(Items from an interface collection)
"""

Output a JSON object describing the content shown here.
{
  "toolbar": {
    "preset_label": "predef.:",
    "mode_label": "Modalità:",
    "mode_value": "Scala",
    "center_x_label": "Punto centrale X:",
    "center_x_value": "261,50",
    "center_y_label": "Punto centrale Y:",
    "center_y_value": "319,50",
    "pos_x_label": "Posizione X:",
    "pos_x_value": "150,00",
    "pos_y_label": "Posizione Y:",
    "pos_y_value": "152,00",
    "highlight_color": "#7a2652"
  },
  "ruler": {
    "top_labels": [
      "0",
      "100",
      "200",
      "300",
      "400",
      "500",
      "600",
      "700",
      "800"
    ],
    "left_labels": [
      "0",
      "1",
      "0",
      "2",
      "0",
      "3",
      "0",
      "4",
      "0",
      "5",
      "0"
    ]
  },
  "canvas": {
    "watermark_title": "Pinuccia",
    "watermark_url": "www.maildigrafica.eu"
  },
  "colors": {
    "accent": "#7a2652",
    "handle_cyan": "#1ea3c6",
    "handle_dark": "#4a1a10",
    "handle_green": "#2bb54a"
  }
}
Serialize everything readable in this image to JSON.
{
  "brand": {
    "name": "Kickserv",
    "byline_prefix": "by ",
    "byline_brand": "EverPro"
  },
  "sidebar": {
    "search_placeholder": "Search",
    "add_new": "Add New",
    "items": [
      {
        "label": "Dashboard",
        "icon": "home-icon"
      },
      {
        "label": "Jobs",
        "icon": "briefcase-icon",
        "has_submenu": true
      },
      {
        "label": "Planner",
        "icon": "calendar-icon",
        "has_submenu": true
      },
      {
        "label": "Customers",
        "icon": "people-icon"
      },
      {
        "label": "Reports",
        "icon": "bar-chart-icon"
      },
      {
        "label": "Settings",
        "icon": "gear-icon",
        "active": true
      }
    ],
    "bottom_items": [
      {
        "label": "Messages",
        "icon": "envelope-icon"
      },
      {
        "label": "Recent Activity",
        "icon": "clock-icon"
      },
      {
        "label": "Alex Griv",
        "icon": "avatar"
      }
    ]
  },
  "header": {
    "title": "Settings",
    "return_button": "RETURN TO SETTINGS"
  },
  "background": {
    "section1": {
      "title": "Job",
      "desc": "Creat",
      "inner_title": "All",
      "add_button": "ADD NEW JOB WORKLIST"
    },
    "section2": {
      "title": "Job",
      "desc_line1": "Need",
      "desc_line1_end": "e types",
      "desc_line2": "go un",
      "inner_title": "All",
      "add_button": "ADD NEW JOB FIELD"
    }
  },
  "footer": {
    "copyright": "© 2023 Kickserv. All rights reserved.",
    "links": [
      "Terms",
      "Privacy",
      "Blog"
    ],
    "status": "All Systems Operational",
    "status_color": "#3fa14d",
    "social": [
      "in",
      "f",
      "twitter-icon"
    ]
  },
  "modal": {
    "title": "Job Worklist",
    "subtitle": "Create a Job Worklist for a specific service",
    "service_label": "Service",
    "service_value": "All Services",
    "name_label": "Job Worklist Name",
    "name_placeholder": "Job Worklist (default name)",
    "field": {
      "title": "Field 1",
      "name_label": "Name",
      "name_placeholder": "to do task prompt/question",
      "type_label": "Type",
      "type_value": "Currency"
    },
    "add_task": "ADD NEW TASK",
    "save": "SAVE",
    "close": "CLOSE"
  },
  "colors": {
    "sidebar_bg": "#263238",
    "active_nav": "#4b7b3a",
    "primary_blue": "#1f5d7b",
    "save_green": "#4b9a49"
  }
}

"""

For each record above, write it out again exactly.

Output:
Output a JSON object describing the content shown here.
{
  "toolbar": {
    "preset_label": "predef.:",
    "mode_label": "Modalità:",
    "mode_value": "Scala",
    "center_x_label": "Punto centrale X:",
    "center_x_value": "261,50",
    "center_y_label": "Punto centrale Y:",
    "center_y_value": "319,50",
    "pos_x_label": "Posizione X:",
    "pos_x_value": "150,00",
    "pos_y_label": "Posizione Y:",
    "pos_y_value": "152,00",
    "highlight_color": "#7a2652"
  },
  "ruler": {
    "top_labels": [
      "0",
      "100",
      "200",
      "300",
      "400",
      "500",
      "600",
      "700",
      "800"
    ],
    "left_labels": [
      "0",
      "1",
      "0",
      "2",
      "0",
      "3",
      "0",
      "4",
      "0",
      "5",
      "0"
    ]
  },
  "canvas": {
    "watermark_title": "Pinuccia",
    "watermark_url": "www.maildigrafica.eu"
  },
  "colors": {
    "accent": "#7a2652",
    "handle_cyan": "#1ea3c6",
    "handle_dark": "#4a1a10",
    "handle_green": "#2bb54a"
  }
}
Serialize everything readable in this image to JSON.
{
  "brand": {
    "name": "Kickserv",
    "byline_prefix": "by ",
    "byline_brand": "EverPro"
  },
  "sidebar": {
    "search_placeholder": "Search",
    "add_new": "Add New",
    "items": [
      {
        "label": "Dashboard",
        "icon": "home-icon"
      },
      {
        "label": "Jobs",
        "icon": "briefcase-icon",
        "has_submenu": true
      },
      {
        "label": "Planner",
        "icon": "calendar-icon",
        "has_submenu": true
      },
      {
        "label": "Customers",
        "icon": "people-icon"
      },
      {
        "label": "Reports",
        "icon": "bar-chart-icon"
      },
      {
        "label": "Settings",
        "icon": "gear-icon",
        "active": true
      }
    ],
    "bottom_items": [
      {
        "label": "Messages",
        "icon": "envelope-icon"
      },
      {
        "label": "Recent Activity",
        "icon": "clock-icon"
      },
      {
        "label": "Alex Griv",
        "icon": "avatar"
      }
    ]
  },
  "header": {
    "title": "Settings",
    "return_button": "RETURN TO SETTINGS"
  },
  "background": {
    "section1": {
      "title": "Job",
      "desc": "Creat",
      "inner_title": "All",
      "add_button": "ADD NEW JOB WORKLIST"
    },
    "section2": {
      "title": "Job",
      "desc_line1": "Need",
      "desc_line1_end": "e types",
      "desc_line2": "go un",
      "inner_title": "All",
      "add_button": "ADD NEW JOB FIELD"
    }
  },
  "footer": {
    "copyright": "© 2023 Kickserv. All rights reserved.",
    "links": [
      "Terms",
      "Privacy",
      "Blog"
    ],
    "status": "All Systems Operational",
    "status_color": "#3fa14d",
    "social": [
      "in",
      "f",
      "twitter-icon"
    ]
  },
  "modal": {
    "title": "Job Worklist",
    "subtitle": "Create a Job Worklist for a specific service",
    "service_label": "Service",
    "service_value": "All Services",
    "name_label": "Job Worklist Name",
    "name_placeholder": "Job Worklist (default name)",
    "field": {
      "title": "Field 1",
      "name_label": "Name",
      "name_placeholder": "to do task prompt/question",
      "type_label": "Type",
      "type_value": "Currency"
    },
    "add_task": "ADD NEW TASK",
    "save": "SAVE",
    "close": "CLOSE"
  },
  "colors": {
    "sidebar_bg": "#263238",
    "active_nav": "#4b7b3a",
    "primary_blue": "#1f5d7b",
    "save_green": "#4b9a49"
  }
}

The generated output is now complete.